Om Monday, my weekly political cartoon for Guido Fawkes reviewed plans this week for Sunak Rishi, the new Chancellor of the Exchequer of the Conservative government to increase borrowing and public spending, as well as remove tax breaks, thereby increasing the overall tax burden. But he just removed a very significant tax for the readers of this site.
Citing Great Britain as a land of literature, Shakespeare, of Austen and of Dahl, he announced that the VAT, the sales tax applied to digital publications (not print publications), which he dubbed the reading tax, would be removed. This applies to books, newspapers, magazines, all digital publications – including comics.
Taxes are one of the reasons ComiXology cites for their up to 70% increase in the cost of digital comics last week. Constituting 20% of the cover price, could this lead to a reduction in prices in the UK? And across Europe, who does ComiXology seem to be matching up with in terms of price?

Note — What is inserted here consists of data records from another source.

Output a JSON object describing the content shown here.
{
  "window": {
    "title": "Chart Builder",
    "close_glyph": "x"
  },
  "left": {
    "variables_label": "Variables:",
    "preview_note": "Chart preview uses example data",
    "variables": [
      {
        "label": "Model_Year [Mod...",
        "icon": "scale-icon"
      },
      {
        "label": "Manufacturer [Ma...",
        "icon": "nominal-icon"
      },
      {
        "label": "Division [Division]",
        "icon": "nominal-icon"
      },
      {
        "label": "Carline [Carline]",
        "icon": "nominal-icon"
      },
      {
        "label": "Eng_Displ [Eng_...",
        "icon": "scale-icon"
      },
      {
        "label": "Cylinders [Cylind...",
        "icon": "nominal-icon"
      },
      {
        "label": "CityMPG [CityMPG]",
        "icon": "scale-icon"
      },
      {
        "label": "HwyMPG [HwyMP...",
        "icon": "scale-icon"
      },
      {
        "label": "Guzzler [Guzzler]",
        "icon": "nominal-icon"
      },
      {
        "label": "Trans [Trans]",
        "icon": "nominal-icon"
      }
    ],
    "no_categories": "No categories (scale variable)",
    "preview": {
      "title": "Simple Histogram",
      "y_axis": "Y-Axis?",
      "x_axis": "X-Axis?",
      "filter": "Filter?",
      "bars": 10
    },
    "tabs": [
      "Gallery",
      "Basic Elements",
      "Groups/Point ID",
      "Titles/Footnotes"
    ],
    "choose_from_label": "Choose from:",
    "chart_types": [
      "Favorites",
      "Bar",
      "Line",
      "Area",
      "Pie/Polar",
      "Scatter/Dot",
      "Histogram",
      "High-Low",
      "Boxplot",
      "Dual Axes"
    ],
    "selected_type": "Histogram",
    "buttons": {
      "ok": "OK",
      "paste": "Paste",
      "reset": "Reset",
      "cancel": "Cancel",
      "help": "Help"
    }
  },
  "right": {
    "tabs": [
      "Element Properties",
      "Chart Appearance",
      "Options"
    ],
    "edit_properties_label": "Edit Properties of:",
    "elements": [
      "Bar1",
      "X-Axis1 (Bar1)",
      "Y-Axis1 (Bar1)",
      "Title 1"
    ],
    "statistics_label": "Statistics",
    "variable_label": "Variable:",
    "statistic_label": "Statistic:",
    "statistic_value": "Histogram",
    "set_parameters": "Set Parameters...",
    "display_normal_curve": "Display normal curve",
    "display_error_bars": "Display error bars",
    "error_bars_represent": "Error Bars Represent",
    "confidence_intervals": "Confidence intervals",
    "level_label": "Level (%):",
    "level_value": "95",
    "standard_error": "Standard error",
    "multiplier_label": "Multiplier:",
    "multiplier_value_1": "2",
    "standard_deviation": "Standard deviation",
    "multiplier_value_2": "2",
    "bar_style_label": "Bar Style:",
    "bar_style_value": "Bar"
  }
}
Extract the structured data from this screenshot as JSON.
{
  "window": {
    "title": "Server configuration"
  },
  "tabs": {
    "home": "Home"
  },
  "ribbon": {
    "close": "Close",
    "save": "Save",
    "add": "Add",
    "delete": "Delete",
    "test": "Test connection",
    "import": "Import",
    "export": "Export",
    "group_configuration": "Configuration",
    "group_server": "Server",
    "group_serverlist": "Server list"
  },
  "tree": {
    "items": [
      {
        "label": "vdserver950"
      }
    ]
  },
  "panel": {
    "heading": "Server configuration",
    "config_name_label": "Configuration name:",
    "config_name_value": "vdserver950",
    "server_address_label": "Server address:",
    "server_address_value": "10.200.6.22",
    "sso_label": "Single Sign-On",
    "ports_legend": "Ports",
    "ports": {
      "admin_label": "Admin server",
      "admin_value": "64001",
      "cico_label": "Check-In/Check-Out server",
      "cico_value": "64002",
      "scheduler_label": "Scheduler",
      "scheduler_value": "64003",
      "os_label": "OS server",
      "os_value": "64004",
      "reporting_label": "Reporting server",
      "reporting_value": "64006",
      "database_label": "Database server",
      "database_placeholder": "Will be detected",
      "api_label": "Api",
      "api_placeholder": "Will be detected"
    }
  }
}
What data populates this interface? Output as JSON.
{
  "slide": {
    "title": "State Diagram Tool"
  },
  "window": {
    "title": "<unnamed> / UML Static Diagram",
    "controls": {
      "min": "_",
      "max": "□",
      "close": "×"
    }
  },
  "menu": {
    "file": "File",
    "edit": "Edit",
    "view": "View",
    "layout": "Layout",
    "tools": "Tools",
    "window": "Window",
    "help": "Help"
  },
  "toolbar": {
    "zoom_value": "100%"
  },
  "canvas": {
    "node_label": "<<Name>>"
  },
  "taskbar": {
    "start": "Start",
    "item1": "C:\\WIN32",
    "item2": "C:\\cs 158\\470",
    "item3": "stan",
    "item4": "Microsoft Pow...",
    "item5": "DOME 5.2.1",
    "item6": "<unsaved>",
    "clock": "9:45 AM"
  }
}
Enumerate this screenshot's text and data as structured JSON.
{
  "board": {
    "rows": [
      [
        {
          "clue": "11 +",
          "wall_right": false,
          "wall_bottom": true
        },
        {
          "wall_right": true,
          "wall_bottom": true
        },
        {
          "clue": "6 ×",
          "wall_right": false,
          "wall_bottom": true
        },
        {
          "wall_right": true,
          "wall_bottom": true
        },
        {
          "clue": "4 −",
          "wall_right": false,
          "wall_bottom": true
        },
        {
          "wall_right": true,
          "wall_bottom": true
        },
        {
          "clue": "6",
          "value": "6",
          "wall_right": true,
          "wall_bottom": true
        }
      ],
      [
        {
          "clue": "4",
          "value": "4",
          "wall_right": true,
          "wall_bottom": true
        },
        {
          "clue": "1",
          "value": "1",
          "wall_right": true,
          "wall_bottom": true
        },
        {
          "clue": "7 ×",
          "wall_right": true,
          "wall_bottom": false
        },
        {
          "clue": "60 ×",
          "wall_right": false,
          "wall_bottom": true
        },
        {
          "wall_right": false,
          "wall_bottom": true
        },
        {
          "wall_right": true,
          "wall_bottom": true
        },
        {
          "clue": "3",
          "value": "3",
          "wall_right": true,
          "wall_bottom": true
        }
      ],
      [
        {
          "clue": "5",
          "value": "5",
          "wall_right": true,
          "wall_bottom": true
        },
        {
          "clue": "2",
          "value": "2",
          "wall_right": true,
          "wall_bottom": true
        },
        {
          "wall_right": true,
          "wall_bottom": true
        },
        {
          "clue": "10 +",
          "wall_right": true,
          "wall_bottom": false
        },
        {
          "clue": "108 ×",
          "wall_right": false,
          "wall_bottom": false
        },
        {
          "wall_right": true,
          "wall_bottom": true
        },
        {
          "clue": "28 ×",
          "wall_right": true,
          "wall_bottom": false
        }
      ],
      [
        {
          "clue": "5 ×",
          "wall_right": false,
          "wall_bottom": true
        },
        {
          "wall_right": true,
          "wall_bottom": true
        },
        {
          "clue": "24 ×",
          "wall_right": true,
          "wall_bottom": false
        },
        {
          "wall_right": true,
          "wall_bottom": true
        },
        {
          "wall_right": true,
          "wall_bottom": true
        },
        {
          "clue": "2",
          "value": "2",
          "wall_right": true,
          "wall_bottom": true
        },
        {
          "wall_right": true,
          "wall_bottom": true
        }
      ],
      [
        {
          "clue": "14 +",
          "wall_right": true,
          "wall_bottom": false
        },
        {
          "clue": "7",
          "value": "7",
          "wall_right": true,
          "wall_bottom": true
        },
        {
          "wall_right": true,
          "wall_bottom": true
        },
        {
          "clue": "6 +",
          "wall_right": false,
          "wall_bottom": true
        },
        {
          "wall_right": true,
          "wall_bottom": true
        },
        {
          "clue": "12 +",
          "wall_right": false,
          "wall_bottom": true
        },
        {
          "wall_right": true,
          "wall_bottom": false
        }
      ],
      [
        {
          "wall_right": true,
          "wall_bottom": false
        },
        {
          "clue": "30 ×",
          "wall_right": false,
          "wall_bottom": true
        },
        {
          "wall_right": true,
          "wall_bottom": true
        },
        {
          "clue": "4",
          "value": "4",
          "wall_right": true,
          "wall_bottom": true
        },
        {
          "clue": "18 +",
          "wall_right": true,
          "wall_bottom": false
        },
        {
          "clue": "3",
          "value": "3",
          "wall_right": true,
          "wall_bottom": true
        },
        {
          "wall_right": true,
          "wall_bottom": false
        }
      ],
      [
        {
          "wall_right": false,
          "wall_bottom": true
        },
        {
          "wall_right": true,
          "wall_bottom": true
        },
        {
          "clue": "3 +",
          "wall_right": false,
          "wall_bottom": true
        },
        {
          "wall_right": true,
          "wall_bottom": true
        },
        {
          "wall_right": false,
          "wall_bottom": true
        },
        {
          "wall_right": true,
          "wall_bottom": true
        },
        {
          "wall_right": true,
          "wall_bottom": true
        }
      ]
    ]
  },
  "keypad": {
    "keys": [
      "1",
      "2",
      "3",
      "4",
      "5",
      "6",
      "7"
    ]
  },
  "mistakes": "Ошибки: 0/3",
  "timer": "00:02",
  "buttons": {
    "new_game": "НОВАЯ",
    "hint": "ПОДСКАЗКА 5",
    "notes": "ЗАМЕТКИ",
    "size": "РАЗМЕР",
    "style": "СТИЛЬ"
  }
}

It will be necessary to wait until December for this zero rate of VAT to enter into force. Could this make digital comics cheaper than printed comics for 2021 again?
And afterwards, Bleeding Cool understands that this policy was specifically placed in the budget by a conservative comic book reading advisor who buys a lot of stuff on ComiXology and was suffering from sticker shock last week. He still has a dear year ahead of him though …
The budget also looked at a £ 5bn emergency response fund to support the NHS and other public services during the spread of the coronavirus, with statutory sick pay to anyone who chooses to self-isolate , even if they do not show symptoms, benefit claimants will be able to claim sick pay on day one, not after a week, a £ 500million hardship fund to help vulnerable people, businesses under 250 employees will be reimbursed sick pay for two weeks, small businesses will be able to access ‘business interruption’ loans of up to £ 1.2million and commercial rates will be removed for businesses in the sectors retail, leisure and hospitality with an assessed value of less than £ 51,000.
Along with other increased spending, the Chancellor predicted that net public sector borrowing is expected to increase this year to 2.1% of GDP, reaching 2.4% and 2.8% in subsequent years – a massive jump. compared to a traditionally fiscal conservative political party. Commentators have said this is closer to a Labor government budget in terms of priorities, and a U-turn in terms of policy.